Dining Manners In Thailand: Food And Drink Etiquette
Observing proper food etiquette in Thailand and using good table manners are pretty much just a matter of common sense: Don’t point with your fork, don’t talk with your mouth full, and so on. Only a few rules of table etiquette in Thailand differ from those in the West and are worth noting.
In Thailand, cooking and eating are taken quite seriously. But Thai people are easy-going when it comes to socializing. As a guest, your accidental infractions at the table will be overlooked or forgiven. However, it is essential for you to try abiding by the local table manners. Here’s a guide for you to follow to learn the dining etiquettes of Thailand.

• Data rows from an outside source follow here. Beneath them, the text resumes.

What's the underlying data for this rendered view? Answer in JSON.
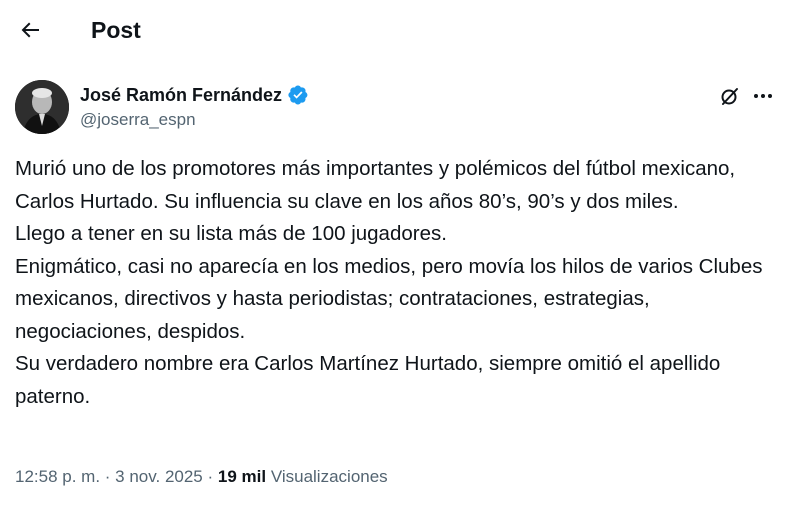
{
  "header": {
    "title": "Post",
    "back_icon": "arrow-left-icon"
  },
  "post": {
    "author": {
      "name": "José Ramón Fernández",
      "handle": "@joserra_espn",
      "verified": true,
      "verified_color": "#1d9bf0"
    },
    "paragraphs": [
      "Murió uno de los promotores más importantes y polémicos del fútbol mexicano, Carlos Hurtado. Su influencia su clave en los años 80’s, 90’s y dos miles.",
      "Llego a tener en su lista más de 100 jugadores.",
      "Enigmático, casi no aparecía en los medios, pero movía los hilos de varios Clubes mexicanos, directivos y hasta periodistas; contrataciones, estrategias, negociaciones, despidos.",
      "Su verdadero nombre era Carlos Martínez Hurtado, siempre omitió el apellido paterno."
    ],
    "meta": {
      "time": "12:58 p. m.",
      "separator": " · ",
      "date": "3 nov. 2025",
      "views_count": "19 mil",
      "views_label": "Visualizaciones"
    }
  },
  "icons": {
    "grok": "grok-icon",
    "more": "more-icon"
  }
}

Dining etiquette for drinking
In Thailand, you must never pour your own drink (be it a soft drink or tea), you must always be alert throughout the meal as to whether your neighbor’s cup or glass needs refilling. If it is less than half full, it needs refilling; alternately, if your glass is less than half full, your neighbor is obliged to refill it. If he or she does not, do not refill it yourself, for this will cause your neighbor to lose face: instead, diplomatically indicate your need by pouring a little more drink into your neighbor’s glass, even if it doesn’t really need it.
Dining etiquette for toasts
If you are the honored guest, you will be expected to make a toast, usually soon after the host does or at the end of the meal, just before everyone departs.
Dining etiquette for utensils
Chopsticks are not traditionally used in Thailand, except when eating Chinese dishes in a Chinese restaurant. In Thailand, forks and spoons are used (never knives). If you need to cut things, use the side of your spoon first, then move on to the fork if necessary. If you are right-handed, keep the spoon in your right hand and the fork in your left.
Wait to begin eating
As in most Asian cultures, age and social status are given top priority. The rules of saving face apply at all times. Before you begin doing anything, wait for the most senior or higher-ranking person at the table to signal that it’s time to eat. If they don’t say anything, wait for them to begin their meal.
Dining etiquette for paying the bill
Usually, the one who does the inviting pays the bill, although the guest is expected to make an effort to pay. In some cases, other circumstances determine the payee (such as rank).
Tipping in Thailand isn’t customary in authentic restaurants. Nevertheless, you can allow the staff to keep the change if you like. A service charge (usually 10 percent) is often already added to the bill in most restaurants.
Above all, the most important thing to remember when dining out in Thailand: enjoy yourself!